The tensions grew, and in 1946 conflicts broke out in Calcutta with many fatalities, and spread to all of India. A sorrowful and disappointed Gandhi once again started a fast to the death, calling his fellow citizens to stop the atrocities. Some historians say he failed to decrease in the least the violence in either camp, with the incidents being described, not unjustly, as a civil war. One year later, British and Indians, including Muslim leaders, decided to compromise and create two states: Pakistan for the Muslims and India for the Hindus and the rest. The immigration wave brought forth even more conflicts and deaths, and Gandhi deemed his efforts for reconcilement and for the achievement of an independent India (as he wanted it) to be a failure.
Below is an excerpt from an interview of one of Gandhi’s admirers (Patel), taken from the beautifying book on Gandhi by Ved Mehta:
Naturally, all this is ignored by the director who, in his mushy and scenic shots, suggests (if not statedly claims) that Gandhi was the “David” who took on an entire empire on his own, the defender of equality among all men, the inventor of pacifism and a humble man with infinite wisdom whose every word all Indians are hanging (or should be hanging) on. He might very well illustrate the magnitude of his failure and the plethora of the times he was wrong.
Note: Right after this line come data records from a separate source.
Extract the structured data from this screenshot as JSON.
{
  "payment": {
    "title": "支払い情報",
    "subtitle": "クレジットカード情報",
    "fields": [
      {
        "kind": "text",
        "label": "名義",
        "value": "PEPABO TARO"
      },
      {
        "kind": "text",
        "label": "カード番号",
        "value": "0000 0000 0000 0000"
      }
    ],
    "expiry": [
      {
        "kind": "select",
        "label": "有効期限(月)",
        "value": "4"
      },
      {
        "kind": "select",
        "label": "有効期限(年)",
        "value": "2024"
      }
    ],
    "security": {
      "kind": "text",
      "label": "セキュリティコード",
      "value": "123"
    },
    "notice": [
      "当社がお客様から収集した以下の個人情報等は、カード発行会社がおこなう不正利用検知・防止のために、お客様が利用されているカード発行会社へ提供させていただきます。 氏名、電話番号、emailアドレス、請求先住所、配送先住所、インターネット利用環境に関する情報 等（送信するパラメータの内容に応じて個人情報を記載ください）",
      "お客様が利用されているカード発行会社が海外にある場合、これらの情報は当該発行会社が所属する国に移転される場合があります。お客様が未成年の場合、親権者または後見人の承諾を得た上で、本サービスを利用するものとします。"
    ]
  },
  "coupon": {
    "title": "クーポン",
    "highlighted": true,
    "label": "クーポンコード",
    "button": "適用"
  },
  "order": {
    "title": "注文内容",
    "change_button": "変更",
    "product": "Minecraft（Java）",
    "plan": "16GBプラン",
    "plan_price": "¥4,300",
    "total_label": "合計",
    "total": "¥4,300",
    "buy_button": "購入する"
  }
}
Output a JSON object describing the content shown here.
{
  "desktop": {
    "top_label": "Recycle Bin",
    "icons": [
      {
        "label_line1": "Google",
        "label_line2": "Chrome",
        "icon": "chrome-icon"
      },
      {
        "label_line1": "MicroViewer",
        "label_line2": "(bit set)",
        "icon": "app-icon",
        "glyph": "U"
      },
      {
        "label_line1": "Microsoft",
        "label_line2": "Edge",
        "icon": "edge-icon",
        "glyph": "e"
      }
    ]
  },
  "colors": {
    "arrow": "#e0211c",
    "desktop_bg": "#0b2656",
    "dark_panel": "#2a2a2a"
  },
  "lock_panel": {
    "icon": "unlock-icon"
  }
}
As he could also show how absolute he was in his thinking concerning human relationships and private behaviors, and also how much willing he was to lead people to self-sacrifice in the name of his own ideas about the meaning of notions such as dignity, humility and metaphysical redemption. Perhaps the director’s legacy is salvaged by the fact that the image of Gandhi he presents has become a source of inspiration throughout the world in the fight against violence and the defense of human rights, even if it is a fraudulent one.
- Ved Mehta – Mahatma Gandhi and His Apostles
- Bikhu Parekh – Gandhi: A Very Short Introduction
- George Orwell – Reflections on Gandhi
- Christopher Hitchens – The real Mahatma Gandhi
- Penn & Teller: Bullshit! – Holier Than Thou (season 3 episode 5)
- OFMI – Gandhi, known as ‘Father of India’, sexually abuses his grandnieces
- Indiafacts – Deconstructing Gandhi: How Gandhi recruited Indians for World War I
- Abdullahel Shafi – True Lies: the myths and realities about Mahatma Gandhi
- Gandhi’s experiment with Islam and why it failed
- Sanskriti – The Little Known Dark Side of Gandhi
- B.Singh, Would the Real Gandhi Please Stand Up?